▸ Directions for this task
Although the data holds pictures, return only the lines from the one containing "Output a JSON" to the end, exactly, and without them.
===== Extracted entries =====
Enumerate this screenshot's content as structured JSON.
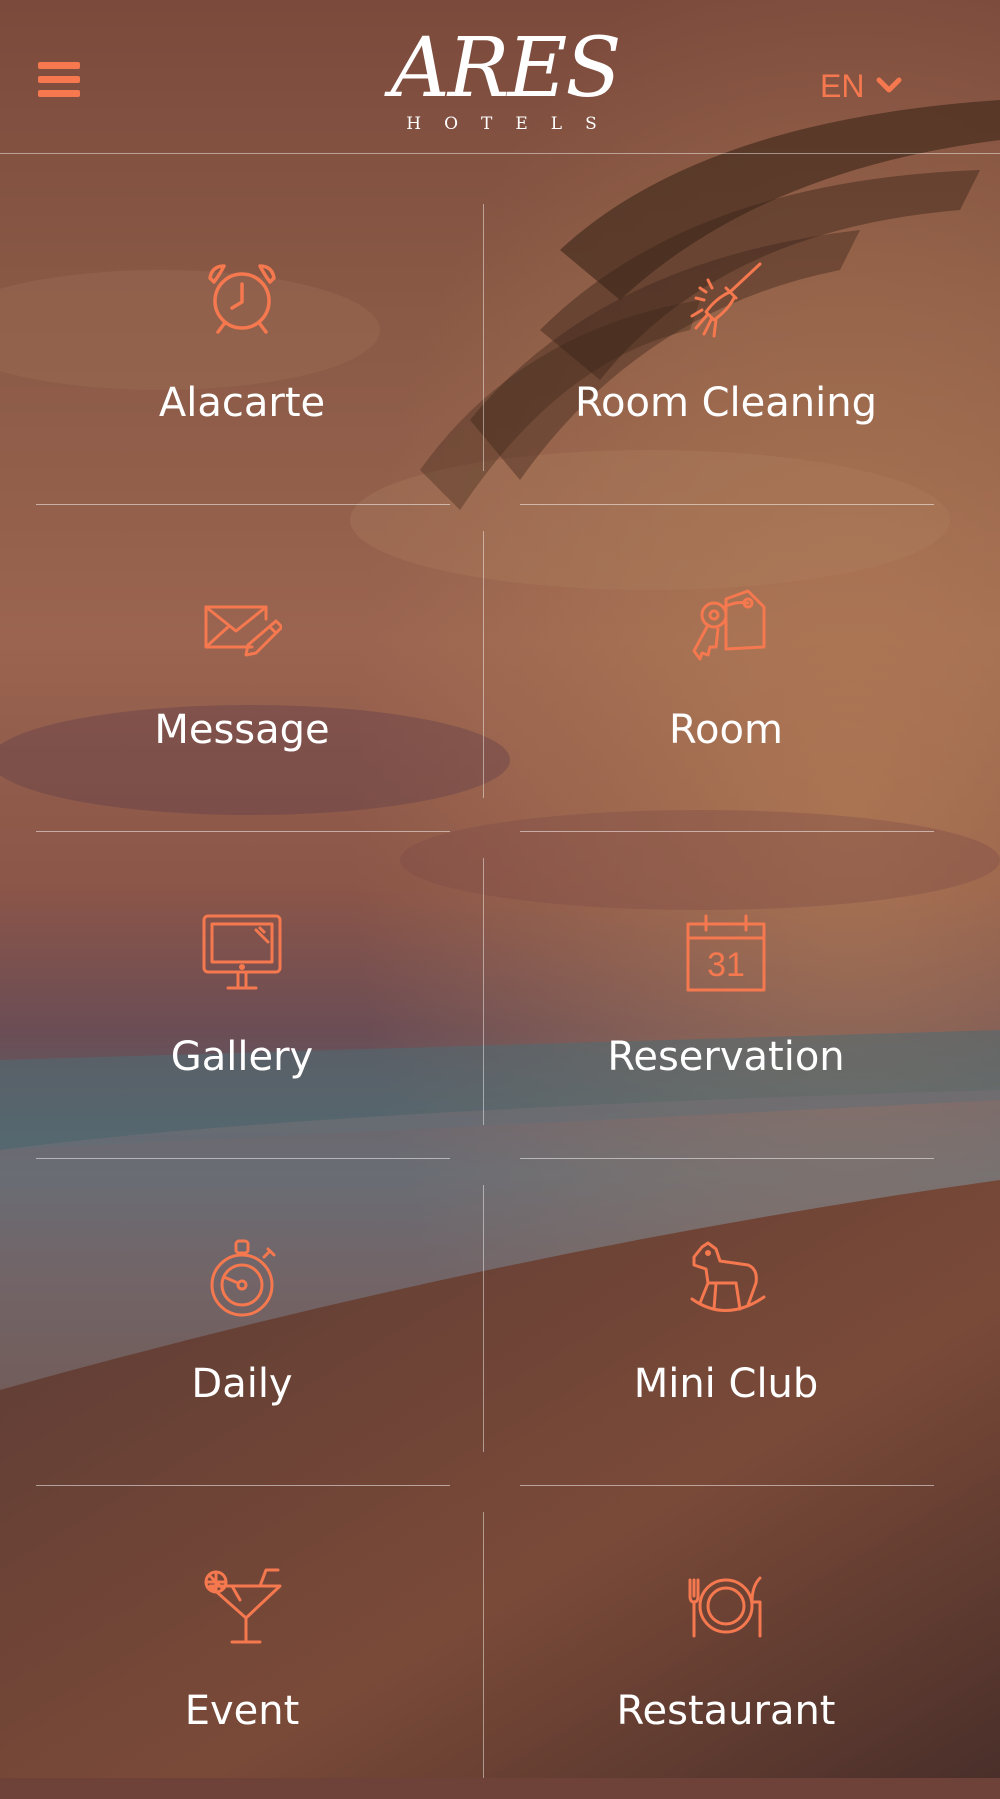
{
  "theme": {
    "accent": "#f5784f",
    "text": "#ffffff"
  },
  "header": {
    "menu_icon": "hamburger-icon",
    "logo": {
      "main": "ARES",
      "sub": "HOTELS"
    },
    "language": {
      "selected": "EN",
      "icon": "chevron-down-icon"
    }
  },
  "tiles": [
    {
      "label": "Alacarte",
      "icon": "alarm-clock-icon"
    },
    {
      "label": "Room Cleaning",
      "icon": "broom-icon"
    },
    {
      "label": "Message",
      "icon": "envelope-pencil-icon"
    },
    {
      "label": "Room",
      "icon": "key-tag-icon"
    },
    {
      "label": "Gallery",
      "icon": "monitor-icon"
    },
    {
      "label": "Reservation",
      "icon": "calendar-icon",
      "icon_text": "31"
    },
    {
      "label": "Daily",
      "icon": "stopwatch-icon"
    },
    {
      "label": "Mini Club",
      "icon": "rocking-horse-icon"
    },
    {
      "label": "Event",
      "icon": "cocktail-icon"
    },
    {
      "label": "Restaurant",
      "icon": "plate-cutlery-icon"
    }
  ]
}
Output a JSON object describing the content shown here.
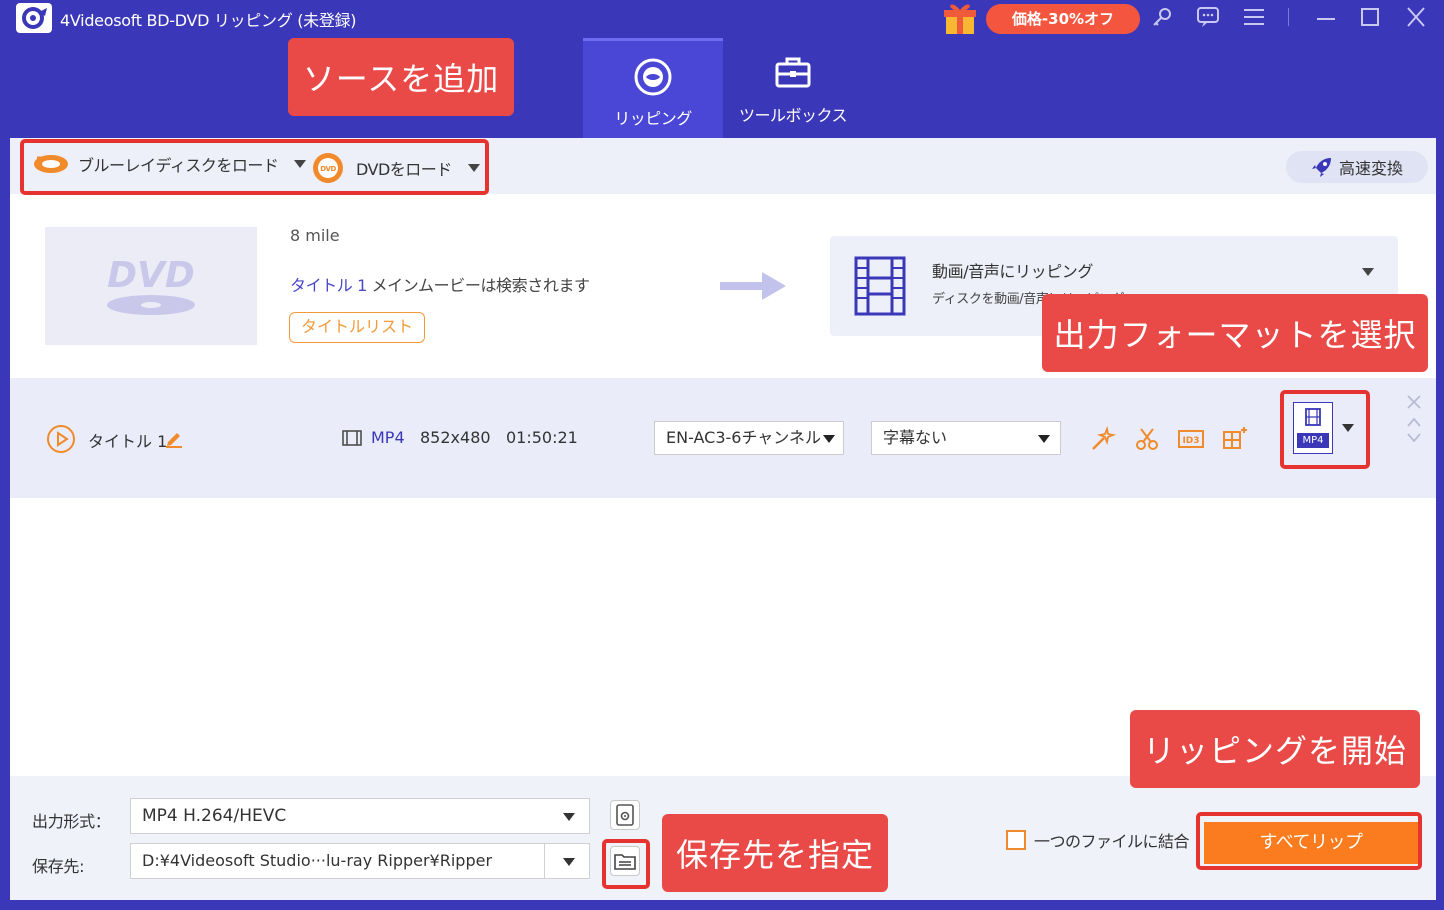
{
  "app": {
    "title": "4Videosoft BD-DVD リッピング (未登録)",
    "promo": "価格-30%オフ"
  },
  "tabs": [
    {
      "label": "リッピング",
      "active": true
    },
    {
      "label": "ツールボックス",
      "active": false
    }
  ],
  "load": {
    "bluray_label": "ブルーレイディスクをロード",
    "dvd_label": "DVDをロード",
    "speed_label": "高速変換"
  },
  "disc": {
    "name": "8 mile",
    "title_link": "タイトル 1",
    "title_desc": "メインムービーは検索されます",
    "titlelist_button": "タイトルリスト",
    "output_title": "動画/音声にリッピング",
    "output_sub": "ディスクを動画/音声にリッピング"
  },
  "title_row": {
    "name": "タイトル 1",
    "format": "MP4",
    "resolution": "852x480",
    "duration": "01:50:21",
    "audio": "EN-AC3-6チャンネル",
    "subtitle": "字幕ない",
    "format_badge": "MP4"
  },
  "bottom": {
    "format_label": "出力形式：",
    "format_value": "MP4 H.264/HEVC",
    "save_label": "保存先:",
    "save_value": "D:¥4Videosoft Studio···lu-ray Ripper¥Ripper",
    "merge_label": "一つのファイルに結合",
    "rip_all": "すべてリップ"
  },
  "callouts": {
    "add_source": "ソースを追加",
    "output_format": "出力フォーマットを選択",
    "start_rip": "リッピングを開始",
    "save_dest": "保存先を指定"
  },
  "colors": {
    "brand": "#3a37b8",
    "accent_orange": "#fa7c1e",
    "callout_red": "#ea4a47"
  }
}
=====
▸ Output below
Output a JSON object describing the content shown here.
{
  "app": {
    "title": "4Videosoft BD-DVD リッピング (未登録)",
    "promo": "価格-30%オフ"
  },
  "tabs": [
    {
      "label": "リッピング",
      "active": true
    },
    {
      "label": "ツールボックス",
      "active": false
    }
  ],
  "load": {
    "bluray_label": "ブルーレイディスクをロード",
    "dvd_label": "DVDをロード",
    "speed_label": "高速変換"
  },
  "disc": {
    "name": "8 mile",
    "title_link": "タイトル 1",
    "title_desc": "メインムービーは検索されます",
    "titlelist_button": "タイトルリスト",
    "output_title": "動画/音声にリッピング",
    "output_sub": "ディスクを動画/音声にリッピング"
  },
  "title_row": {
    "name": "タイトル 1",
    "format": "MP4",
    "resolution": "852x480",
    "duration": "01:50:21",
    "audio": "EN-AC3-6チャンネル",
    "subtitle": "字幕ない",
    "format_badge": "MP4"
  },
  "bottom": {
    "format_label": "出力形式：",
    "format_value": "MP4 H.264/HEVC",
    "save_label": "保存先:",
    "save_value": "D:¥4Videosoft Studio···lu-ray Ripper¥Ripper",
    "merge_label": "一つのファイルに結合",
    "rip_all": "すべてリップ"
  },
  "callouts": {
    "add_source": "ソースを追加",
    "output_format": "出力フォーマットを選択",
    "start_rip": "リッピングを開始",
    "save_dest": "保存先を指定"
  },
  "colors": {
    "brand": "#3a37b8",
    "accent_orange": "#fa7c1e",
    "callout_red": "#ea4a47"
  }
}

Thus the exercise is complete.